● Imani Winds (above) and Catalyst Quartet on Saturday, January 29 in Rackham Auditorium (rescheduled from January 2021)

● Ballet Folklórico de México de Amalia Hernández on Sunday, February 6 in Hill Auditorium (rescheduled from February 2021)

● Night/Layl by Ali Chahrour on Saturday, February 12 in the Power Center (rescheduled from November 2020)

● National Arab Orchestra with Abeer Nehme on Saturday, March 19 in Hill Auditorium (rescheduled from March 2021)

● Pianist Benjamin Grosvenor on Sunday, March 27 (rescheduled from April 2020)

● Caleb Teicher’s Swing Out!, a program of swing dance on Friday, April 1 and Saturday, April 2 (rescheduled from February 2021)

● Sahra, featuring Tawil and Khoury’s Zombie Frequencies of the Palestinian Diaspora, Tammy Lakkis, and Kabareh Cheikhats on Saturday, April 9 at Spot Lite in Detroit (rescheduled from April 2021)

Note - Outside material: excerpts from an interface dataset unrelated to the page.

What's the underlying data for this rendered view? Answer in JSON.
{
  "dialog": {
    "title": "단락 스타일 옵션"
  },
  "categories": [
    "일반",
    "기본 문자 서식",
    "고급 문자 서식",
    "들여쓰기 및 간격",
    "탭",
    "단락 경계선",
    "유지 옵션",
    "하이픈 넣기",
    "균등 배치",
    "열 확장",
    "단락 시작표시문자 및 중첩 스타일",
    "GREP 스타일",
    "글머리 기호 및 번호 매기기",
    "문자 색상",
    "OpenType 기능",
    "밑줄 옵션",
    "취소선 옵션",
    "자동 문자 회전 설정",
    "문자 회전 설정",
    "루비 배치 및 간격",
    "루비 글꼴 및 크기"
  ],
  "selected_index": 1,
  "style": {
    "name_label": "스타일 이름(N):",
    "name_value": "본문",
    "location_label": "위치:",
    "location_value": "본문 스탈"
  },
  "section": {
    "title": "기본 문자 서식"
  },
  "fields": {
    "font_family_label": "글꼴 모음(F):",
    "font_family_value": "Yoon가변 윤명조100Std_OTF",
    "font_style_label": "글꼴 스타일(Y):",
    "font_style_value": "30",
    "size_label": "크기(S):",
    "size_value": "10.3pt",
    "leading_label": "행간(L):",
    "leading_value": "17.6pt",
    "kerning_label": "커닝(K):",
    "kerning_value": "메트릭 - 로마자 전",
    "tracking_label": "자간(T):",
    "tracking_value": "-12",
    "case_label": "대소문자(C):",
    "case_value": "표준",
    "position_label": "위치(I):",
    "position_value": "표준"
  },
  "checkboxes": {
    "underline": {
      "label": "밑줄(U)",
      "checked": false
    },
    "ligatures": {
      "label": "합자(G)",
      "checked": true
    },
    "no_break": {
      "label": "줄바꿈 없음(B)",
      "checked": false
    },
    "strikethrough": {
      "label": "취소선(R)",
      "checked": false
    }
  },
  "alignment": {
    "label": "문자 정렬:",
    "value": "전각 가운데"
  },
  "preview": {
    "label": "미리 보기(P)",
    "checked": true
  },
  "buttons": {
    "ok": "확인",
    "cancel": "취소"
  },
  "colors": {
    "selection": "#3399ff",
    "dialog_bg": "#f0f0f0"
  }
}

● A MoodSwing Reunion with Joshua Redman, Brad Mehldau, Christian McBride, and Brian Blade on Thursday, April 21 in Hill Auditorium (rescheduled from October 2020)

● HOME, a theater piece by master illusionist Geoff Sobelle that explores the many forces that make a house a home on Friday, April 22 and Saturday, April 23 in the Power Center (rescheduled from April 2020)

● Cellist Sheku Kanneh-Mason in recital with his sister Isata Kanneh-Mason on Tuesday, April 26 in Rackham Auditorium (Sheku Kanneh-Mason had two performances canceled during the pandemic: an appearance with the Chineke! Orchestra in April 2020 and a second appearance with the City of Birmingham Symphony Orchestra in October 2020.)

Photo by Amanda Tipton 

Digital Programming
During the 2020-21 season, UMS’s free digital programs included performances by the Paul Taylor Dance Group, the Takács Quartet (above), Sheku Kanneh-Mason, Trevor Noah, Cloud Gate Dance, Wynton Marsalis and the Jazz at Lincoln Center Orchestra, Messiah Mixtape, Some Old Black Man starring Wendell Pierce and Charlie Robinson, the Sphinx Virtuosi, violinist James Ehnes, the National Arab Orchestra, and Sir András Schiff. These programs reached over 75,000 people in 65 countries across six continents.

UMS has made a commitment to continue these digital programs, bringing the arts to those who may not be ready or able to return to live performances or whose geographic boundaries may prohibit in-person attendance. Additional programs and details will be announced but will include:

● JAM3A, a virtual music and arts festival celebrating Arab talent, community, and identity, presented by the Arab American National Museum (September 23-26)

● Tarek Yamani and the Spektral Quartet (world premiere Wednesday, October 27)

● Cleo Parker Robinson’s UMS Digital Artist Residency project, a documentary film about the creative process behind The Four Journeys, created by Amalia Viviana Basanta Hernández for Cleo Parker Robinson Dance (dates TBA).

● Unmasking the Arts: Looking to the Future, a series of conversations between multidisciplinary artist Helga Davis and prominent artistic voices, including Anthony McGill, Wu Han, Yuval Sharon, and Rhiannon Giddens, about the intersection between the arts and contemporary issues in the
post-pandemic world, including the role of the arts in the context of social justice, how politics play into evolving cultural values, and more (dates TBA).

● Davóne Tines and The Philadelphia Orchestra in a suite of arias and poetry on themes of social justice (dates TBA).

● Cloud Gate Dance Theatre of Taiwan (dates TBA)